Over time he amassed one of the largest collections of fossil vertebrates in the world. A fish that swam in the ocean 155 million years ago, the Leedsichthys, is named after him after he found fossils in the vicinity of Eyebury in 1898. In 1893 he was awarded part of the Lyall fund by the Geological society, an award that is still given out to this day.
Edward Thurlow Leeds (1877-1955), Alfred’s son who was named after his grandfather, was also born in Eyebury. After ill health caused the end to his career in the Federated Malay States Civil Service in 1903 he spent five years convalescing. Much of his time was spent in the gravel pits at Eye where his interest in archaeology developed. He became famous through his work with Anglo-Saxon archaeology and went on to be a keeper of the the Ashmolean Museum in Oxford until his retirement in 1945. Many of his finds are still on display there and at Peterborough museum.

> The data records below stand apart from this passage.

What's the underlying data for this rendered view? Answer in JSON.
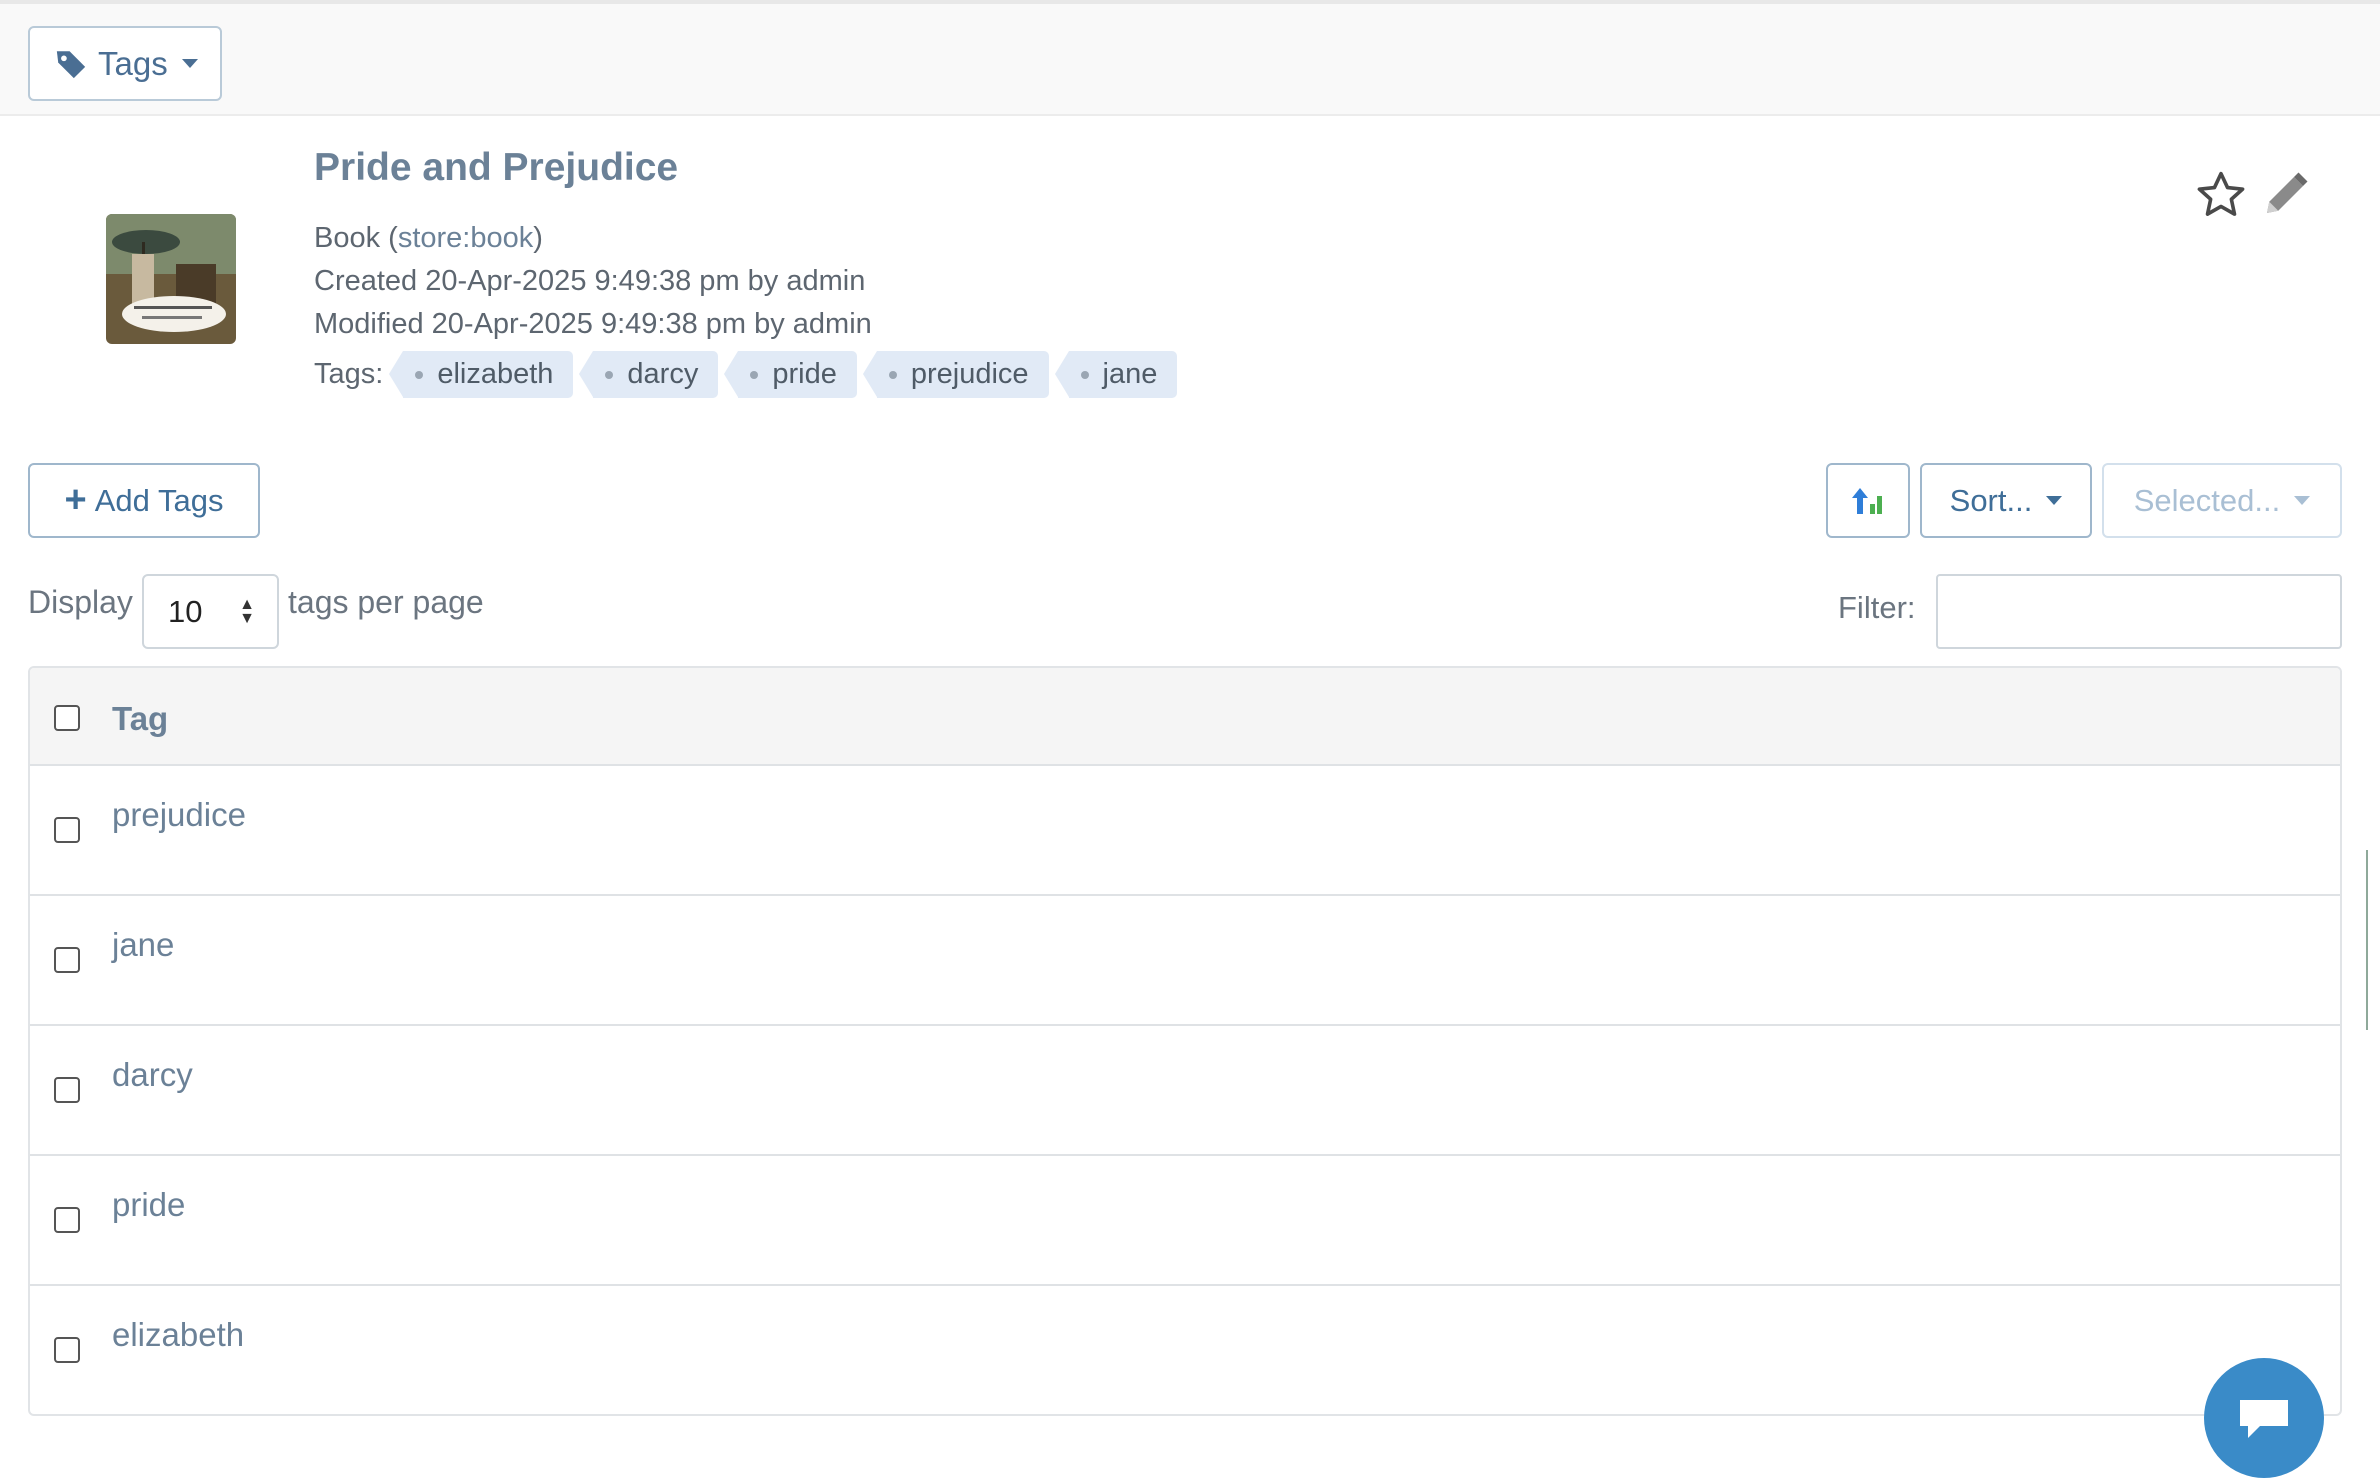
{
  "toolbar": {
    "tags_label": "Tags"
  },
  "item": {
    "title": "Pride and Prejudice",
    "type_prefix": "Book (",
    "type_link": "store:book",
    "type_suffix": ")",
    "created": "Created 20-Apr-2025 9:49:38 pm by admin",
    "modified": "Modified 20-Apr-2025 9:49:38 pm by admin",
    "tags_label": "Tags:",
    "tags": [
      "elizabeth",
      "darcy",
      "pride",
      "prejudice",
      "jane"
    ]
  },
  "actions": {
    "add_tags": "Add Tags",
    "sort": "Sort...",
    "selected": "Selected..."
  },
  "paging": {
    "display_label": "Display",
    "per_page_value": "10",
    "per_page_suffix": "tags per page",
    "filter_label": "Filter:",
    "filter_value": ""
  },
  "table": {
    "header": "Tag",
    "rows": [
      "prejudice",
      "jane",
      "darcy",
      "pride",
      "elizabeth"
    ]
  },
  "colors": {
    "accent": "#3f6e98",
    "chip_bg": "#e1eaf6",
    "chat_bg": "#3a8bc8"
  }
}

The last of the family to leave the farm was Leeds’ mother Mary, when she went to Oxford to live with him in 1917. The farm was then sold to a Charles Patson with 304 acres of land.
In the 1990’s Eyebury Park (the land to the south and west of the farm) was converted to a members 18 hole, par 70 golf course until financial problems meant it was closed. For a time in early 2000 Peterborough United trained on a football pitch there although it’s now disused and just rough grassland.
Today Eyebury Farm House is privately owned, last sold in 2006 for £499,000 although there is more than one property on the plot.
* Gentleman’s magazine and historical chronicle, volume 83 January 1798 by John Nichols
* History, Gazette and Directory of Northamptonshire 1849
* The History of the Ancient Abbeys, Monasteries, Hospitals, Cathedral and Collegiate Churches
* The documentary archive of Edward Thurlow Leeds at the Ashmolean Museum